__Instructions for the task__:
Check every line of the entries below for "screenshot", and copy the lines that have it.

── Data in this exercise ──

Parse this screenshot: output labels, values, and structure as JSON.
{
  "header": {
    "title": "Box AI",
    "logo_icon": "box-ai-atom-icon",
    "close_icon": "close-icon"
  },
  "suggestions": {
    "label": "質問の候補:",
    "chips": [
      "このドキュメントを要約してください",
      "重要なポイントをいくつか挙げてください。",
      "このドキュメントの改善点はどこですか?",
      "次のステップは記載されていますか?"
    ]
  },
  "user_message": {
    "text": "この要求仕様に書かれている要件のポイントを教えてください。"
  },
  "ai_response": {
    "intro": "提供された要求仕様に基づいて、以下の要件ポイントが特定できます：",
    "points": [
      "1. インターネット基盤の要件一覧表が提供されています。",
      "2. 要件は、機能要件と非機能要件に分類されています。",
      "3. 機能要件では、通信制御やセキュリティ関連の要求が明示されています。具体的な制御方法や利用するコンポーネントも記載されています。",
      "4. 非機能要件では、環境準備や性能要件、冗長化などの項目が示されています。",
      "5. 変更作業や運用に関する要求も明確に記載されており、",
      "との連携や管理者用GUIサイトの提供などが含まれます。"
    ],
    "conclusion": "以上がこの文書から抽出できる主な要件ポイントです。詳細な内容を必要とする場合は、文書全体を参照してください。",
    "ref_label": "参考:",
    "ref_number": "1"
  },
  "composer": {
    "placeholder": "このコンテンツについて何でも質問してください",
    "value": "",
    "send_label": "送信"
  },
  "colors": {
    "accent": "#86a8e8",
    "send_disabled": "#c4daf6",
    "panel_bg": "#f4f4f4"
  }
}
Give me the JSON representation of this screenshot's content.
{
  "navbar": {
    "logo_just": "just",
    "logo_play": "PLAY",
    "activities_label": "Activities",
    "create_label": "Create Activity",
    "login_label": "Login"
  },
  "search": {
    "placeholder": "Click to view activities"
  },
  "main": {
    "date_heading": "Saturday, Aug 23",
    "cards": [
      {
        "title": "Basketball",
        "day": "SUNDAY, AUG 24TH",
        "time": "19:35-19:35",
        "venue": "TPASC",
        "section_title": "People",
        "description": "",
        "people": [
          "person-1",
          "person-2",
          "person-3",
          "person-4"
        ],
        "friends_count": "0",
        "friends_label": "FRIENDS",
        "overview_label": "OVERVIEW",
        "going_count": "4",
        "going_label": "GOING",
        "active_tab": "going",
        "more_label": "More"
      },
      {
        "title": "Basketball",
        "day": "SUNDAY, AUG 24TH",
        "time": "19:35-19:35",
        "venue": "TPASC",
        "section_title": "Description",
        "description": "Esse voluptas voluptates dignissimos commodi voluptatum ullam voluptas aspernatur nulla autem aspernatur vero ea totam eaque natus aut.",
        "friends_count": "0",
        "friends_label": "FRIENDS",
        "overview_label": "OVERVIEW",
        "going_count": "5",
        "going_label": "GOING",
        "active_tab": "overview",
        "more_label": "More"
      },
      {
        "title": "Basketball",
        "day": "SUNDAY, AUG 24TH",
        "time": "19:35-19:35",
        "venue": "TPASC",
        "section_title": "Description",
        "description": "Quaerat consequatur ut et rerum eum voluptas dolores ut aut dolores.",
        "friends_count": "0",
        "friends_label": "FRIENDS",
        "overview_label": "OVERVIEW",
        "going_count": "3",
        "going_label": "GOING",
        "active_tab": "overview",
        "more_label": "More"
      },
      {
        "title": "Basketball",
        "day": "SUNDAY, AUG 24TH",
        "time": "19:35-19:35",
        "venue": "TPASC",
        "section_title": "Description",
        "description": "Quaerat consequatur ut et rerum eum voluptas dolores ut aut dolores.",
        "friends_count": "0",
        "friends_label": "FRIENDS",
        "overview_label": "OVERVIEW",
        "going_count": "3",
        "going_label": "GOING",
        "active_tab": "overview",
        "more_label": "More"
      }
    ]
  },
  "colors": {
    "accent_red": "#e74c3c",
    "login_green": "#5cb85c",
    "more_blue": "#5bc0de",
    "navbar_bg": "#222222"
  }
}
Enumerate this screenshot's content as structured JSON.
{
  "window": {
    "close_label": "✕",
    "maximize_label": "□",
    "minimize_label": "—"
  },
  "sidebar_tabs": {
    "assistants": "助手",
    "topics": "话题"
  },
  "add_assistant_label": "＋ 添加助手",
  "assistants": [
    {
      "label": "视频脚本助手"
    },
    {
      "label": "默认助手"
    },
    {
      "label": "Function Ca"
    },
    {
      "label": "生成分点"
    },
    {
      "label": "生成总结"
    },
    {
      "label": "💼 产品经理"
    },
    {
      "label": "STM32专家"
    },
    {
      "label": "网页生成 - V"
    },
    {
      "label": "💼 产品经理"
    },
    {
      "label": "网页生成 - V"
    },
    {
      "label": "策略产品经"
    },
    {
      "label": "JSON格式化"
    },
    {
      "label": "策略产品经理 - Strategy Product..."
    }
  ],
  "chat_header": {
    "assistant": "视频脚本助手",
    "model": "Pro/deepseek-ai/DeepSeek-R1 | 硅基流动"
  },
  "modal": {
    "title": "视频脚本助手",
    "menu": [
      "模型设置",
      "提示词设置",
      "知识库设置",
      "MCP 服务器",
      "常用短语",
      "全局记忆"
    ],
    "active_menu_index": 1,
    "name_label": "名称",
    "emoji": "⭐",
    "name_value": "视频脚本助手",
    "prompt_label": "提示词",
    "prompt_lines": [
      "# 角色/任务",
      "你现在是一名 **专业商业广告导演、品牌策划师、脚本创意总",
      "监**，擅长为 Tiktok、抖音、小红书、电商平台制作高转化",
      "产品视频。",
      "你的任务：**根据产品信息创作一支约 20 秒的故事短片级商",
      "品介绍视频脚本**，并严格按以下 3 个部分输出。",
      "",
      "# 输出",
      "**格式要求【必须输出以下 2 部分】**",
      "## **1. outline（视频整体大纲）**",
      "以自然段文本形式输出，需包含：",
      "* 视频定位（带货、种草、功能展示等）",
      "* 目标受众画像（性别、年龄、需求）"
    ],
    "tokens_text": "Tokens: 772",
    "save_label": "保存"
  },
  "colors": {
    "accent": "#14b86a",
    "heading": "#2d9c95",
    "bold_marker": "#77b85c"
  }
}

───

__Response below__:
Parse this screenshot: output labels, values, and structure as JSON.
Give me the JSON representation of this screenshot's content.
Enumerate this screenshot's content as structured JSON.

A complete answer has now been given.